WEEKS before Christmas, with the country coming out of a month-long national lockdown, the shopping sector is in crisis.

Stores are expected to be extremely busy, but a high street bloodbath is underway as around 25,000 jobs could be axed.

Some 13,000 staff at Sir Philip Green’s Arcadia Group face an anxious wait following the business collapsing into administration.

Debenhams, which is already in administration, said it would start a liquidation process after JD Sports confirmed it had pulled out of a possible rescue.

The 242-year-old department store chain has around 12,000 staff, with stores in Newcastle, Sunderland and Middlesbrough.

Rachel Anderson, assistant director of policy, North-East England Chamber of Commerce said: “We understand these job losses are devastating for those people affected.

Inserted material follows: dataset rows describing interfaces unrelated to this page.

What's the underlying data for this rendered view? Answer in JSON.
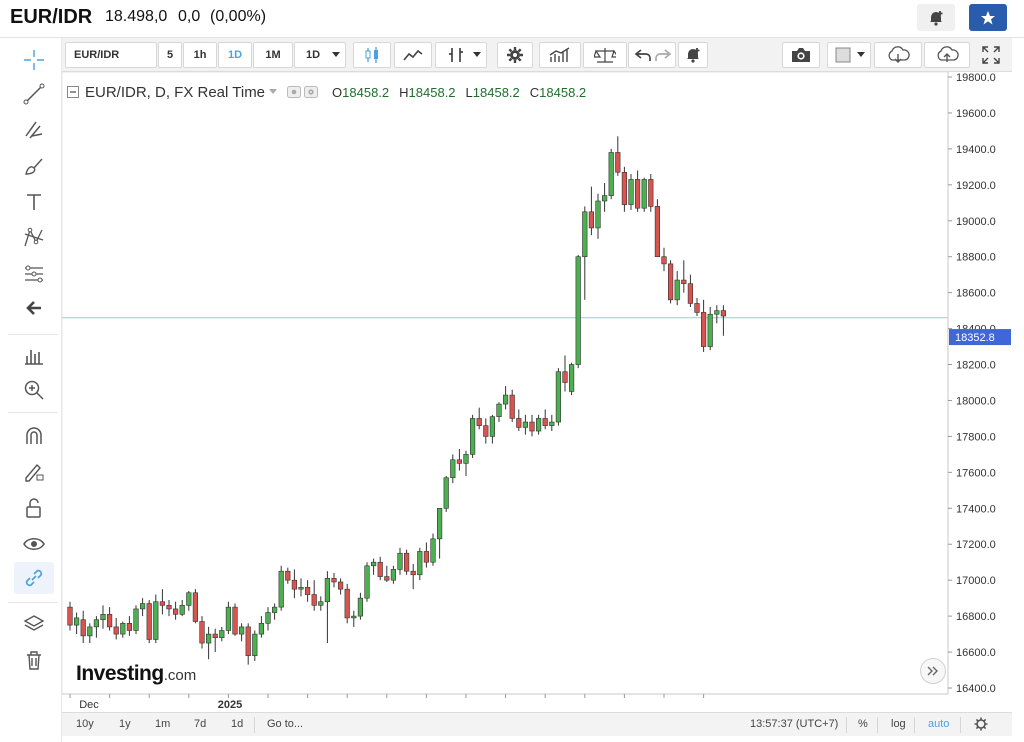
{
  "header": {
    "symbol": "EUR/IDR",
    "price": "18.498,0",
    "change": "0,0",
    "change_pct": "(0,00%)",
    "accent_color": "#2a5cad"
  },
  "toolbar": {
    "symbol_value": "EUR/IDR",
    "timeframes": [
      "5",
      "1h",
      "1D",
      "1M"
    ],
    "active_timeframe": "1D",
    "interval_select": "1D",
    "icons": [
      "candles-icon",
      "line-chart-icon",
      "indicators-icon",
      "settings-icon",
      "compare-icon",
      "balance-icon",
      "undo-icon",
      "redo-icon",
      "alert-plus-icon",
      "camera-icon",
      "color-square-icon",
      "cloud-download-icon",
      "cloud-upload-icon",
      "fullscreen-icon"
    ]
  },
  "left_tools": [
    "crosshair-icon",
    "trend-line-icon",
    "fib-tools-icon",
    "brush-icon",
    "text-icon",
    "pattern-icon",
    "prediction-icon",
    "back-arrow-icon",
    "measure-icon",
    "zoom-in-icon",
    "magnet-icon",
    "lock-pencil-icon",
    "unlock-icon",
    "eye-icon",
    "link-icon",
    "layers-icon",
    "trash-icon"
  ],
  "legend": {
    "title": "EUR/IDR, D, FX Real Time",
    "o_label": "O",
    "o_value": "18458.2",
    "h_label": "H",
    "h_value": "18458.2",
    "l_label": "L",
    "l_value": "18458.2",
    "c_label": "C",
    "c_value": "18458.2"
  },
  "branding": {
    "name": "Investing",
    "suffix": ".com"
  },
  "bottom_bar": {
    "ranges": [
      "10y",
      "1y",
      "1m",
      "7d",
      "1d"
    ],
    "goto": "Go to...",
    "time": "13:57:37 (UTC+7)",
    "percent": "%",
    "log": "log",
    "auto": "auto"
  },
  "chart_data": {
    "type": "candlestick",
    "symbol": "EUR/IDR",
    "ylim": [
      16350,
      19850
    ],
    "y_ticks": [
      "16400.0",
      "16600.0",
      "16800.0",
      "17000.0",
      "17200.0",
      "17400.0",
      "17600.0",
      "17800.0",
      "18000.0",
      "18200.0",
      "18400.0",
      "18600.0",
      "18800.0",
      "19000.0",
      "19200.0",
      "19400.0",
      "19600.0",
      "19800.0"
    ],
    "x_labels": [
      {
        "label": "Dec",
        "index": 2
      },
      {
        "label": "2025",
        "index": 23
      }
    ],
    "current_price_label": "18352.8",
    "current_price": 18352.8,
    "horizontal_line": 18460,
    "up_color": "#4caf50",
    "down_color": "#d9534f",
    "candles": [
      [
        16850,
        16880,
        16720,
        16750
      ],
      [
        16750,
        16820,
        16700,
        16790
      ],
      [
        16780,
        16830,
        16650,
        16690
      ],
      [
        16690,
        16760,
        16650,
        16740
      ],
      [
        16740,
        16800,
        16680,
        16780
      ],
      [
        16780,
        16860,
        16730,
        16810
      ],
      [
        16810,
        16850,
        16720,
        16740
      ],
      [
        16740,
        16790,
        16670,
        16700
      ],
      [
        16700,
        16770,
        16680,
        16760
      ],
      [
        16760,
        16800,
        16690,
        16720
      ],
      [
        16720,
        16860,
        16700,
        16840
      ],
      [
        16840,
        16900,
        16800,
        16870
      ],
      [
        16870,
        16890,
        16650,
        16670
      ],
      [
        16670,
        16920,
        16650,
        16880
      ],
      [
        16880,
        16950,
        16810,
        16860
      ],
      [
        16860,
        16890,
        16800,
        16840
      ],
      [
        16840,
        16880,
        16780,
        16810
      ],
      [
        16810,
        16890,
        16800,
        16860
      ],
      [
        16860,
        16940,
        16830,
        16930
      ],
      [
        16930,
        16950,
        16760,
        16770
      ],
      [
        16770,
        16800,
        16620,
        16650
      ],
      [
        16650,
        16740,
        16560,
        16700
      ],
      [
        16700,
        16730,
        16600,
        16680
      ],
      [
        16680,
        16740,
        16660,
        16720
      ],
      [
        16720,
        16880,
        16700,
        16850
      ],
      [
        16850,
        16870,
        16690,
        16700
      ],
      [
        16700,
        16760,
        16660,
        16740
      ],
      [
        16740,
        16760,
        16530,
        16580
      ],
      [
        16580,
        16720,
        16550,
        16700
      ],
      [
        16700,
        16800,
        16680,
        16760
      ],
      [
        16760,
        16850,
        16720,
        16820
      ],
      [
        16820,
        16870,
        16780,
        16850
      ],
      [
        16850,
        17080,
        16830,
        17050
      ],
      [
        17050,
        17070,
        16980,
        17000
      ],
      [
        17000,
        17060,
        16900,
        16950
      ],
      [
        16950,
        17010,
        16910,
        16960
      ],
      [
        16960,
        17000,
        16880,
        16920
      ],
      [
        16920,
        17000,
        16830,
        16860
      ],
      [
        16860,
        16910,
        16830,
        16880
      ],
      [
        16880,
        17050,
        16650,
        17010
      ],
      [
        17010,
        17040,
        16960,
        16990
      ],
      [
        16990,
        17010,
        16920,
        16950
      ],
      [
        16950,
        16980,
        16760,
        16790
      ],
      [
        16790,
        16830,
        16740,
        16800
      ],
      [
        16800,
        16930,
        16780,
        16900
      ],
      [
        16900,
        17100,
        16880,
        17080
      ],
      [
        17080,
        17120,
        17030,
        17100
      ],
      [
        17100,
        17130,
        17000,
        17020
      ],
      [
        17020,
        17080,
        16990,
        17000
      ],
      [
        17000,
        17080,
        16980,
        17060
      ],
      [
        17060,
        17180,
        17030,
        17150
      ],
      [
        17150,
        17170,
        17030,
        17050
      ],
      [
        17050,
        17090,
        16950,
        17030
      ],
      [
        17030,
        17180,
        17000,
        17160
      ],
      [
        17160,
        17210,
        17070,
        17100
      ],
      [
        17100,
        17260,
        17080,
        17230
      ],
      [
        17230,
        17300,
        17120,
        17400
      ],
      [
        17400,
        17580,
        17380,
        17570
      ],
      [
        17570,
        17700,
        17540,
        17670
      ],
      [
        17670,
        17730,
        17610,
        17650
      ],
      [
        17650,
        17720,
        17580,
        17700
      ],
      [
        17700,
        17920,
        17680,
        17900
      ],
      [
        17900,
        17960,
        17840,
        17860
      ],
      [
        17860,
        17900,
        17760,
        17800
      ],
      [
        17800,
        17920,
        17760,
        17910
      ],
      [
        17910,
        17990,
        17880,
        17980
      ],
      [
        17980,
        18080,
        17950,
        18030
      ],
      [
        18030,
        18060,
        17880,
        17900
      ],
      [
        17900,
        17950,
        17830,
        17850
      ],
      [
        17850,
        17920,
        17810,
        17880
      ],
      [
        17880,
        17920,
        17800,
        17830
      ],
      [
        17830,
        17920,
        17810,
        17900
      ],
      [
        17900,
        17950,
        17840,
        17860
      ],
      [
        17860,
        17920,
        17830,
        17880
      ],
      [
        17880,
        18180,
        17860,
        18160
      ],
      [
        18160,
        18250,
        18050,
        18100
      ],
      [
        18050,
        18210,
        18030,
        18200
      ],
      [
        18200,
        18810,
        18180,
        18800
      ],
      [
        18800,
        19080,
        18560,
        19050
      ],
      [
        19050,
        19190,
        18920,
        18960
      ],
      [
        18960,
        19150,
        18900,
        19110
      ],
      [
        19110,
        19210,
        19050,
        19140
      ],
      [
        19140,
        19400,
        19120,
        19380
      ],
      [
        19380,
        19470,
        19250,
        19270
      ],
      [
        19270,
        19300,
        19050,
        19090
      ],
      [
        19090,
        19260,
        19060,
        19230
      ],
      [
        19230,
        19280,
        19050,
        19070
      ],
      [
        19070,
        19240,
        19050,
        19230
      ],
      [
        19230,
        19260,
        19050,
        19080
      ],
      [
        19080,
        19120,
        18800,
        18800
      ],
      [
        18800,
        18850,
        18720,
        18760
      ],
      [
        18760,
        18780,
        18540,
        18560
      ],
      [
        18560,
        18720,
        18530,
        18670
      ],
      [
        18670,
        18780,
        18600,
        18650
      ],
      [
        18650,
        18700,
        18520,
        18540
      ],
      [
        18540,
        18570,
        18470,
        18490
      ],
      [
        18490,
        18560,
        18270,
        18300
      ],
      [
        18300,
        18520,
        18280,
        18480
      ],
      [
        18480,
        18530,
        18430,
        18500
      ],
      [
        18500,
        18530,
        18360,
        18470
      ]
    ]
  }
}
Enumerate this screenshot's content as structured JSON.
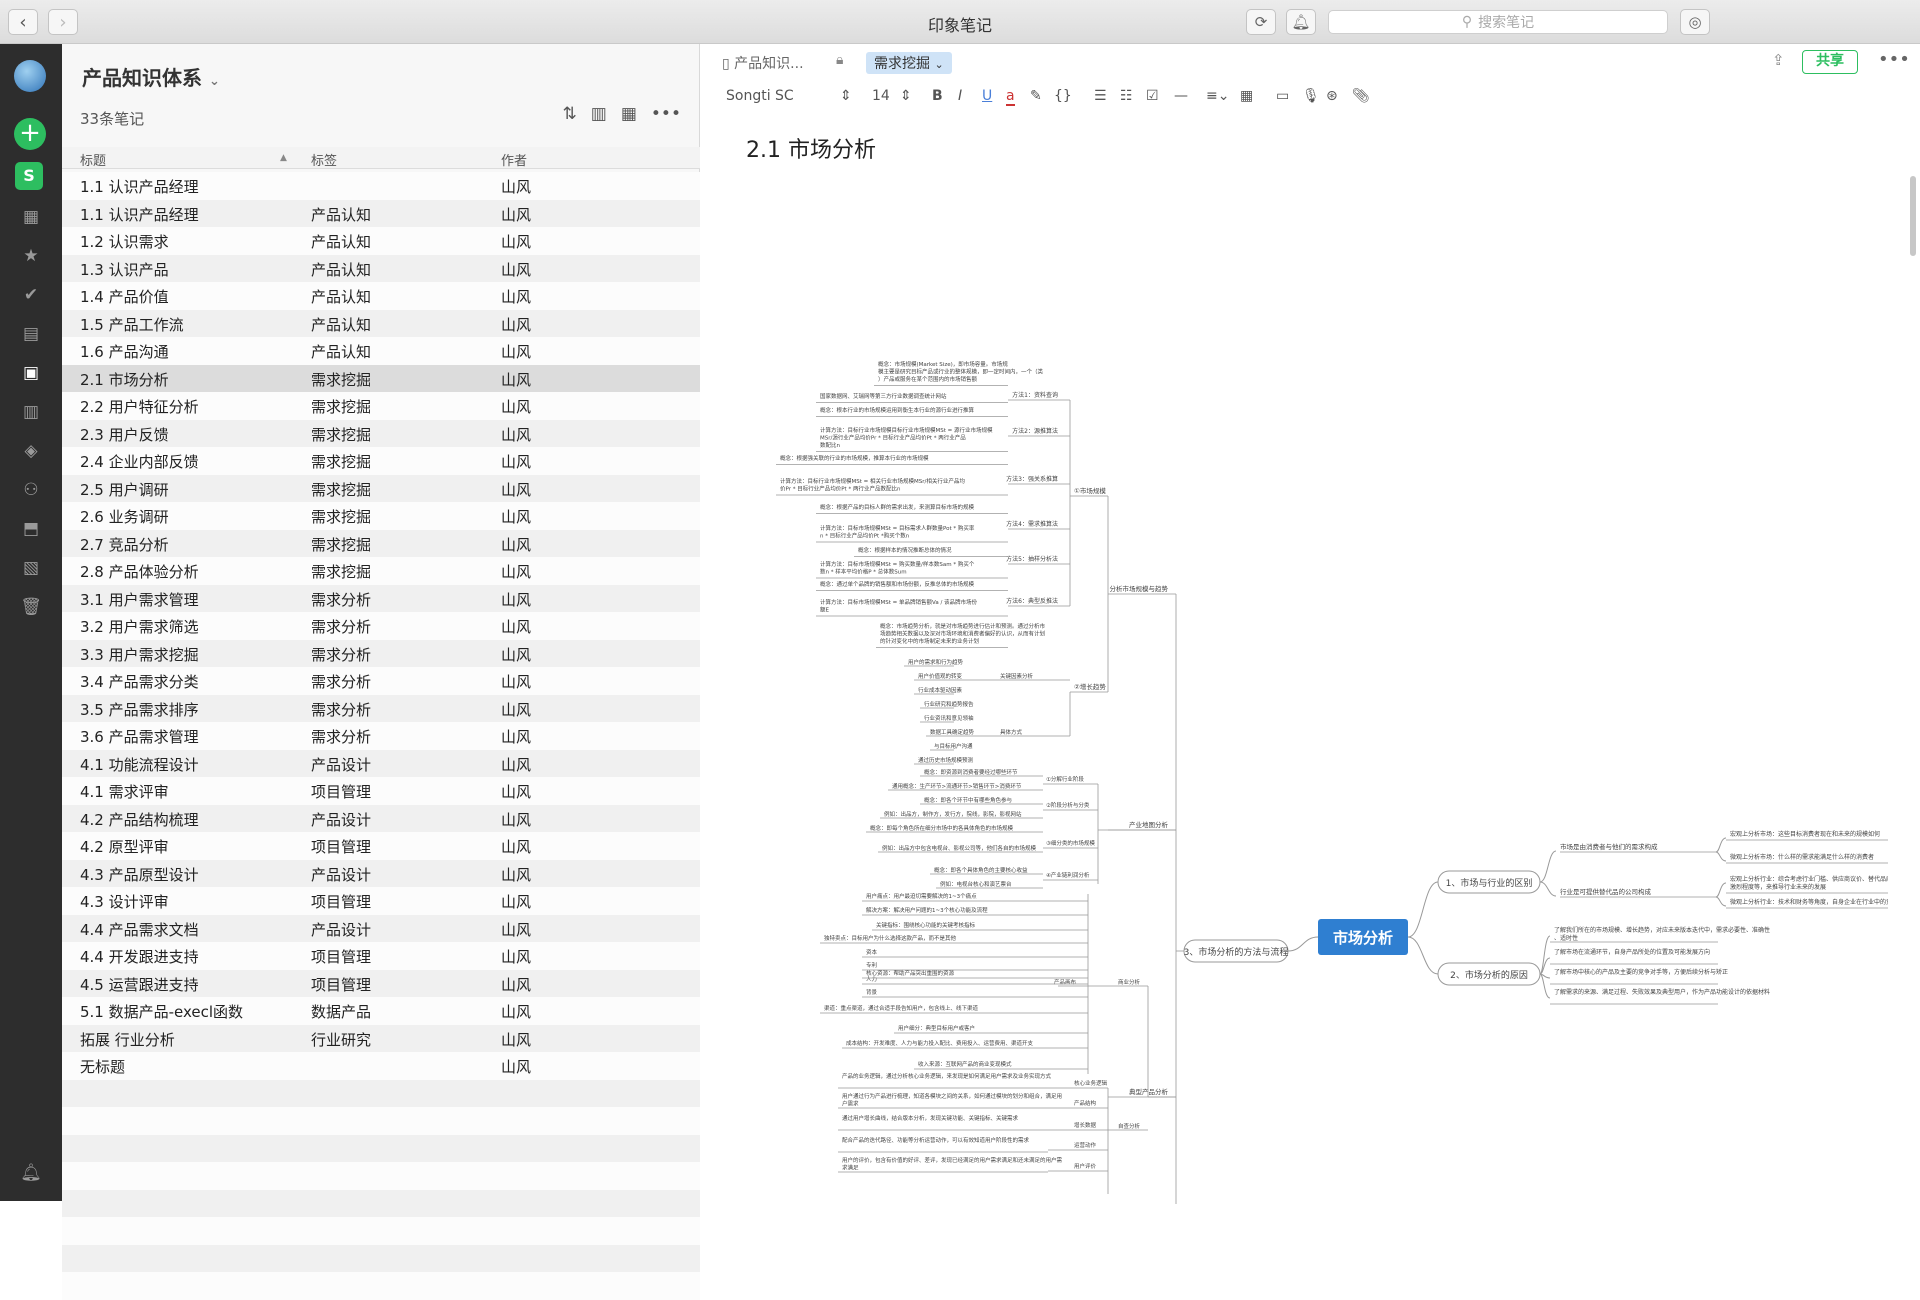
{
  "window": {
    "title": "印象笔记",
    "back": "‹",
    "forward": "›"
  },
  "search": {
    "placeholder": "搜索笔记"
  },
  "notebook": {
    "title": "产品知识体系",
    "count": "33条笔记"
  },
  "columns": {
    "title": "标题",
    "tag": "标签",
    "author": "作者"
  },
  "notes": [
    {
      "title": "1.1  认识产品经理",
      "tag": "",
      "author": "山风"
    },
    {
      "title": "1.1  认识产品经理",
      "tag": "产品认知",
      "author": "山风"
    },
    {
      "title": "1.2  认识需求",
      "tag": "产品认知",
      "author": "山风"
    },
    {
      "title": "1.3  认识产品",
      "tag": "产品认知",
      "author": "山风"
    },
    {
      "title": "1.4  产品价值",
      "tag": "产品认知",
      "author": "山风"
    },
    {
      "title": "1.5  产品工作流",
      "tag": "产品认知",
      "author": "山风"
    },
    {
      "title": "1.6  产品沟通",
      "tag": "产品认知",
      "author": "山风"
    },
    {
      "title": "2.1  市场分析",
      "tag": "需求挖掘",
      "author": "山风"
    },
    {
      "title": "2.2  用户特征分析",
      "tag": "需求挖掘",
      "author": "山风"
    },
    {
      "title": "2.3  用户反馈",
      "tag": "需求挖掘",
      "author": "山风"
    },
    {
      "title": "2.4  企业内部反馈",
      "tag": "需求挖掘",
      "author": "山风"
    },
    {
      "title": "2.5  用户调研",
      "tag": "需求挖掘",
      "author": "山风"
    },
    {
      "title": "2.6  业务调研",
      "tag": "需求挖掘",
      "author": "山风"
    },
    {
      "title": "2.7  竞品分析",
      "tag": "需求挖掘",
      "author": "山风"
    },
    {
      "title": "2.8  产品体验分析",
      "tag": "需求挖掘",
      "author": "山风"
    },
    {
      "title": "3.1  用户需求管理",
      "tag": "需求分析",
      "author": "山风"
    },
    {
      "title": "3.2  用户需求筛选",
      "tag": "需求分析",
      "author": "山风"
    },
    {
      "title": "3.3  用户需求挖掘",
      "tag": "需求分析",
      "author": "山风"
    },
    {
      "title": "3.4  产品需求分类",
      "tag": "需求分析",
      "author": "山风"
    },
    {
      "title": "3.5  产品需求排序",
      "tag": "需求分析",
      "author": "山风"
    },
    {
      "title": "3.6  产品需求管理",
      "tag": "需求分析",
      "author": "山风"
    },
    {
      "title": "4.1   功能流程设计",
      "tag": "产品设计",
      "author": "山风"
    },
    {
      "title": "4.1  需求评审",
      "tag": "项目管理",
      "author": "山风"
    },
    {
      "title": "4.2  产品结构梳理",
      "tag": "产品设计",
      "author": "山风"
    },
    {
      "title": "4.2  原型评审",
      "tag": "项目管理",
      "author": "山风"
    },
    {
      "title": "4.3  产品原型设计",
      "tag": "产品设计",
      "author": "山风"
    },
    {
      "title": "4.3  设计评审",
      "tag": "项目管理",
      "author": "山风"
    },
    {
      "title": "4.4  产品需求文档",
      "tag": "产品设计",
      "author": "山风"
    },
    {
      "title": "4.4  开发跟进支持",
      "tag": "项目管理",
      "author": "山风"
    },
    {
      "title": "4.5  运营跟进支持",
      "tag": "项目管理",
      "author": "山风"
    },
    {
      "title": "5.1  数据产品-execl函数",
      "tag": "数据产品",
      "author": "山风"
    },
    {
      "title": "拓展  行业分析",
      "tag": "行业研究",
      "author": "山风"
    },
    {
      "title": "无标题",
      "tag": "",
      "author": "山风"
    }
  ],
  "editor": {
    "breadcrumb": "产品知识...",
    "tag": "需求挖掘",
    "share": "共享",
    "font": "Songti SC",
    "font_size": "14",
    "title": "2.1  市场分析"
  },
  "mindmap": {
    "root": "市场分析",
    "right": [
      {
        "label": "1、市场与行业的区别",
        "sub": [
          {
            "label": "市场是由消费者与他们的需求构成",
            "notes": [
              "宏观上分析市场：这些目标消费者现在和未来的规模如何",
              "微观上分析市场：什么样的需求能满足什么样的消费者"
            ]
          },
          {
            "label": "行业是可提供替代品的公司构成",
            "notes": [
              "宏观上分析行业：综合考虑行业门槛、供应商议价、替代品威胁、同行业竞争激烈程度等，来推导行业未来的发展",
              "微观上分析行业：技术和财务等角度，自身企业在行业中的竞争力"
            ]
          }
        ]
      },
      {
        "label": "2、市场分析的原因",
        "notes": [
          "了解我们所在的市场规模、增长趋势，对应未来版本迭代中，需求必要性、准确性、适时性",
          "了解市场在流通环节，自身产品所处的位置及可能发展方向",
          "了解市场中核心的产品及主要的竞争对手等，方便后续分析与矫正",
          "了解需求的来源、满足过程、失败效果及典型用户，作为产品功能设计的依据材料"
        ]
      }
    ],
    "left_main": [
      "分析市场规模与趋势",
      "产业地图分析",
      "3、市场分析的方法与流程",
      "典型产品分析"
    ],
    "left_mid": [
      "①市场规模",
      "②增长趋势",
      "①分解行业阶段",
      "②阶段分析与分类",
      "③细分类的市场规模",
      "④产业链利润分析",
      "产品画布",
      "商业分析",
      "自查分析"
    ],
    "methods": [
      "方法1：资料查询",
      "方法2：源推算法",
      "方法3：强关系推算",
      "方法4：需求推算法",
      "方法5：抽样分析法",
      "方法6：典型反推法",
      "关键因素分析",
      "具体方式",
      "核心业务逻辑",
      "产品结构",
      "增长数据",
      "运营动作",
      "用户评价"
    ],
    "texts": [
      "概念：市场规模(Market Size)，即市场容量。市场规模主要是研究目标产品或行业的整体规模，即一定时间内，一个（类）产品或服务在某个范围内的市场销售额",
      "国家数据网、艾瑞网等第三方行业数据调查统计网站",
      "概念：根本行业的市场规模运用到衡生本行业的源行业进行推算",
      "计算方法：目标行业市场规模目标行业市场规模MSt = 源行业市场规模MSr/源行业产品均价Pr * 目标行业产品均价Pt * 两行业产品数配比n",
      "概念：根据强关联的行业的市场规模，推算本行业的市场规模",
      "计算方法：目标行业市场规模MSt = 相关行业市场规模MSr/相关行业产品均价Pr * 目标行业产品均价Pt * 两行业产品数配比n",
      "概念：根据产品的目标人群的需求出发，来测算目标市场的规模",
      "计算方法：目标市场规模MSt = 目标需求人群数量Pot * 购买率n * 目标行业产品均价Pt *购买个数n",
      "概念：根据样本的情况推断总体的情况",
      "计算方法：目标市场规模MSt = 购买数量/样本数Sam * 购买个数n * 样本平均价格P * 总体数Sum",
      "概念：通过单个品牌的销售额和市场份额，反推总体的市场规模",
      "计算方法：目标市场规模MSt = 单品牌销售额Va / 该品牌市场份额E",
      "概念：市场趋势分析，就是对市场趋势进行估计和预测。通过分析市场趋势相关数据以及深对市场环境和消费者偏好的认识，从而有计划的针对变化中的市场制定未来的业务计划",
      "用户的需求和行为趋势",
      "用户价值观的转变",
      "行业成本驱动因素",
      "行业研究和趋势报告",
      "行业资讯和意见领袖",
      "数据工具确定趋势",
      "与目标用户沟通",
      "通过历史市场规模预测",
      "概念：即资源到消费者要经过哪些环节",
      "通用概念：生产环节>流通环节>销售环节>消费环节",
      "概念：即各个环节中有哪些角色参与",
      "例如：出品方，制作方，发行方，院线，影院，影视网站",
      "概念：即每个角色所在细分市场中的各具体角色的市场规模",
      "例如：出品方中包含电视台、影视公司等，他们各自的市场规模",
      "概念：即各个具体角色的主要核心收益",
      "例如：电视台核心和演艺票台",
      "用户痛点：用户最迫切需要解决的1~3个痛点",
      "解决方案：解决用户问题的1~3个核心功能及流程",
      "关键指标：围绕核心功能的关键考核指标",
      "独特卖点：目标用户为什么选择这款产品，而不是其他",
      "资本",
      "专利",
      "人力",
      "背景",
      "核心资源：帮助产品突出重围的资源",
      "渠道：重点渠道，通过合适手段告知用户，包含线上、线下渠道",
      "用户细分：典型目标用户或客户",
      "成本结构：开发难度、人力与能力投入配比、费用投入、运营费用、渠道开支",
      "收入来源：互联网产品的商业变现模式",
      "产品的业务逻辑，通过分析核心业务逻辑，来发现是如何满足用户需求及业务实现方式",
      "用户通过行为产品进行梳理，知道各模块之间的关系，如何通过模块的划分和组合，满足用户需求",
      "通过用户增长曲线，结合版本分析，发现关键功能、关键指标、关键需求",
      "配合产品的迭代路径、功能等分析运营动作，可以有效知道用户阶段性的需求",
      "用户的评价，包含有价值的好评、差评，发现已经满足的用户需求满足和还未满足的用户需求满足"
    ]
  }
}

“The Government's priority now should be on making trading conditions easier in our town centres which includes a fundamental reform of the business rates system, support for independent retailers and increased help for local areas to find new uses for some town centre buildings and new ways to bring footfall into town centres.”

Arcadia’s brands, which includes Topshop, Dorothy Perkins and Burton, has hired Deloitte to handle the next steps after the pandemic “severely impacted” upon sales across its brands.

Many of Arcadia’s staff worked at its brands’ concessions in Debenhams, which had hoped for a rescue.

Talks with JD Sports have now ended after the sports chain retailer walked away and a winding down process has begun.

Andy McDonald, Labour MP for Middlesbrough, said: “The news that Debenhams is to close all its stores is devastating for all the staff employed across the country. Debenhams in Middlesbrough is at the heart of the centre and loved by so many people.

“To see so many jobs lost in the retail sector is further blow at a time when so many businesses are fighting to survive the Covid pandemic.”

Simon Clarke, Conservative MP for Middlesbrough South and East Cleveland, the Coronavirus Job Retention Scheme has been extended until March to give people and businesses the support they need over what will be a difficult winter.

He said: “This is terribly sad news for anybody who stands to lose their job as a result of the winding down of operations at Debenhams.

“I will work with all constituents affected to best help them receive all the support they need at this difficult time.

"The Government has provided unprecedented support for business throughout this pandemic.

“It is nonetheless clear the economic effects of fighting Covid-19 last longer for businesses than the duration of any given restrictions, and we need to go further with our support.

"While the Government cannot save every business in these unprecedented times, we will continue to do all we can to support business owners and employees."

Arcadia, which runs 444 stores in the UK and 22 overseas, said 9,294 employees are currently on furlough.

No redundancies have been announced and stores will continue to trade, the administrators said, with many due to reopen on Wednesday when England’s lockdown is lifted.

Ian Grabiner, chief executive of Arcadia, said: “This is an incredibly sad day for all of our colleagues as well as our suppliers and our many other stakeholders.

“The impact of the Covid-19 pandemic, including the forced closure of our stores for prolonged periods, has severely impacted on trading across all of our brands.

“Throughout this immensely challenging time our priority has been to protect jobs and preserve the financial stability of the group in the hope that we could ride out the pandemic and come out fighting on the other side.

“Ultimately, however, in the face of the most difficult trading conditions we have ever experienced, the obstacles we encountered were far too severe.”

Retail trade union Usdaw has said it is seeking urgent meetings with Arcadia’s administrators in a bid to preserve jobs.

Dave Gill, Usdaw national officer, said: “Now that Arcadia is in administration, it is crucial that the voice of staff is heard over the future of the business and that is best done through their trade union.

“We are seeking urgent meetings and need assurances on what efforts are being made to save jobs, the plan for stores to continue trading and the funding of the pension scheme.

“In the meantime, we are providing our members with the support and advice they need at this very difficult time.”

The administrators said they will be “assessing all options available”, which could see brands sold off in separate rescue deals.

Arcadia will continue to honour all online orders made over the Black Friday weekend and will continue to operate all of its current sales channels.

Matt Smith, joint administrator at Deloitte, said: “We will now work with the existing management team and broader stakeholders to assess all options available for the future of the group’s businesses.

“It is our intention to continue to trade all of the brands, and we look forward to welcoming customers back into stores when many of them are allowed to reopen.

“We will be rapidly seeking expressions of interest and expect to identify one or more buyers to ensure the future success of the businesses.”